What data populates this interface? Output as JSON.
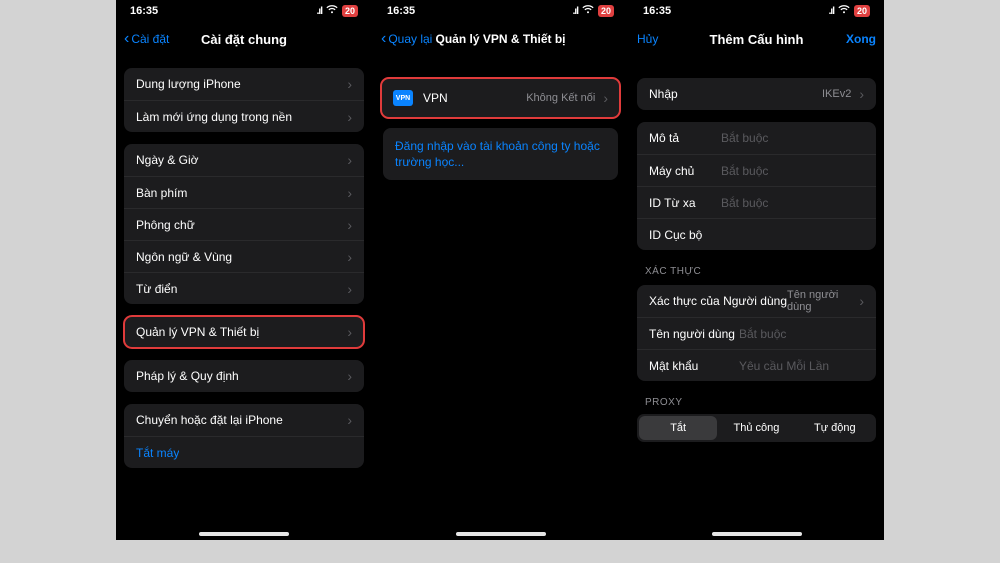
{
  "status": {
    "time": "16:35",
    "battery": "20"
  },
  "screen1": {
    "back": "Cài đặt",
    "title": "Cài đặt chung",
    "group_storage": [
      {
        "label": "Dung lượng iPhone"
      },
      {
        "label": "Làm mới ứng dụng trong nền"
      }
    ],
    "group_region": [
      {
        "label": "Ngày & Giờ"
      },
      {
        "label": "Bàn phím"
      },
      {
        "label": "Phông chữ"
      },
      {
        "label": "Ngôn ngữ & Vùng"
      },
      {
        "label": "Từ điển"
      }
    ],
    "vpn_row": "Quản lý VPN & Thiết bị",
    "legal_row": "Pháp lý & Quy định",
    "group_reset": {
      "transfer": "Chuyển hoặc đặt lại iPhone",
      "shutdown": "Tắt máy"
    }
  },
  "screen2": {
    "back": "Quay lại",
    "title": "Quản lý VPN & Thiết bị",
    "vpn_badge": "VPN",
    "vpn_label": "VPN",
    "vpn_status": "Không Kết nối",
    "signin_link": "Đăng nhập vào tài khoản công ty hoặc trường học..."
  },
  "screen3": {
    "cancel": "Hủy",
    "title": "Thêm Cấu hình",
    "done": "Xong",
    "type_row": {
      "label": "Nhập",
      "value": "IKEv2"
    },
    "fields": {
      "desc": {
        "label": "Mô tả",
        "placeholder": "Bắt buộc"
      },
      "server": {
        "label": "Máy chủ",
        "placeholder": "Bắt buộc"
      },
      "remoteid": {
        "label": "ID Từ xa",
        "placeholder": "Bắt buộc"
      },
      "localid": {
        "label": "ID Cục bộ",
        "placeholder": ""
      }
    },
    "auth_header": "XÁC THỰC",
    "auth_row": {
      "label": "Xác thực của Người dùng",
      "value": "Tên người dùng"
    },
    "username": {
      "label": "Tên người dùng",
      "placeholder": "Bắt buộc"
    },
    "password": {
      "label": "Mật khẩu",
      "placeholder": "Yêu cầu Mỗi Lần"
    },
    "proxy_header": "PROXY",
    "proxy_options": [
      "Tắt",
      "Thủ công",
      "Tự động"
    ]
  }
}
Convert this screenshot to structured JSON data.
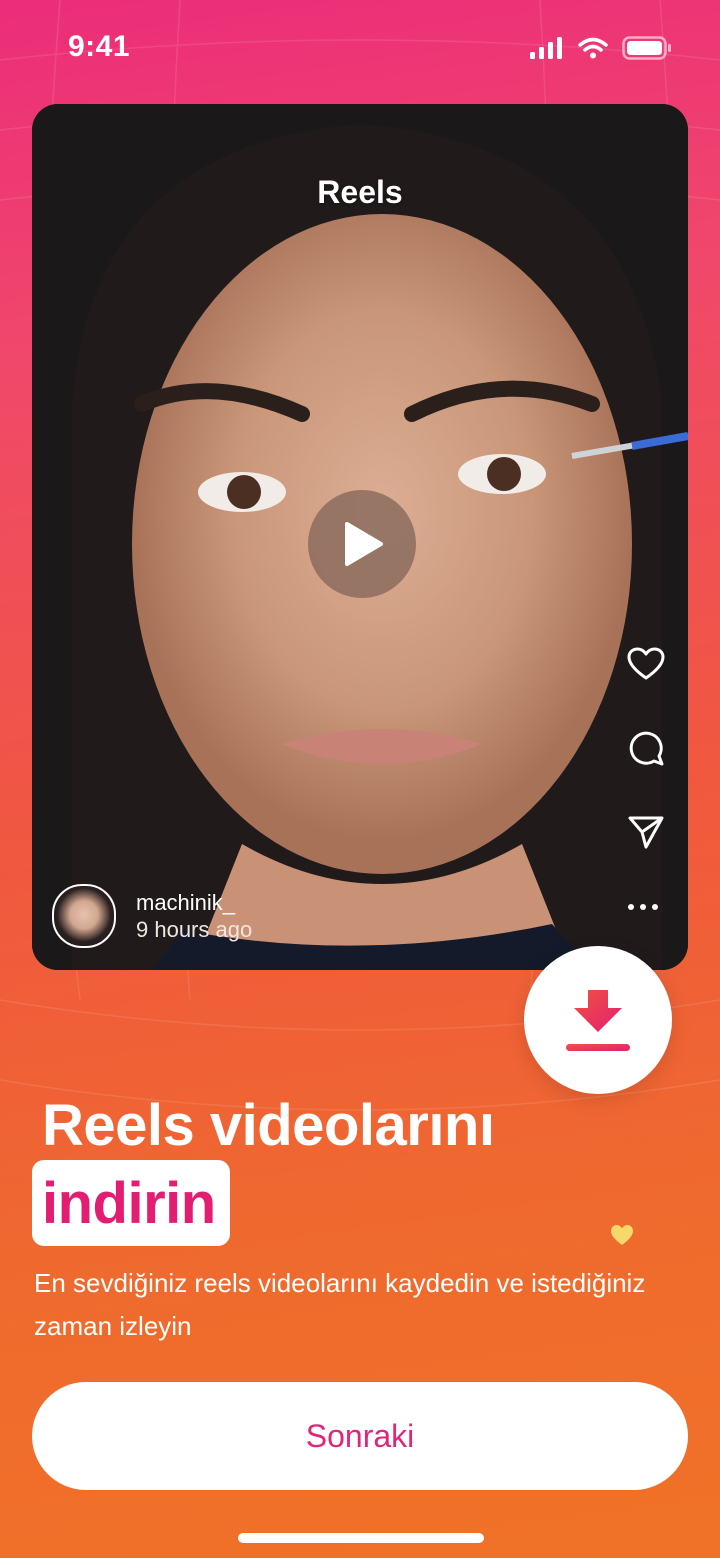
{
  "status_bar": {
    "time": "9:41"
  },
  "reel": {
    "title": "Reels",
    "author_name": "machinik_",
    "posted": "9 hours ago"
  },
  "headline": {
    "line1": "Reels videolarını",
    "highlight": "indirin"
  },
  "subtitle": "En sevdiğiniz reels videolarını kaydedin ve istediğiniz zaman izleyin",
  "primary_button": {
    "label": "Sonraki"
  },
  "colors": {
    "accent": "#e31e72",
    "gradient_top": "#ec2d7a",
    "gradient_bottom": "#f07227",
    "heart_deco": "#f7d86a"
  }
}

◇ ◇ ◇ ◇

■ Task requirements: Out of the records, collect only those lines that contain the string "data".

■ Task response:
What data populates this interface? Output as JSON.
Convert this screenshot to structured JSON data.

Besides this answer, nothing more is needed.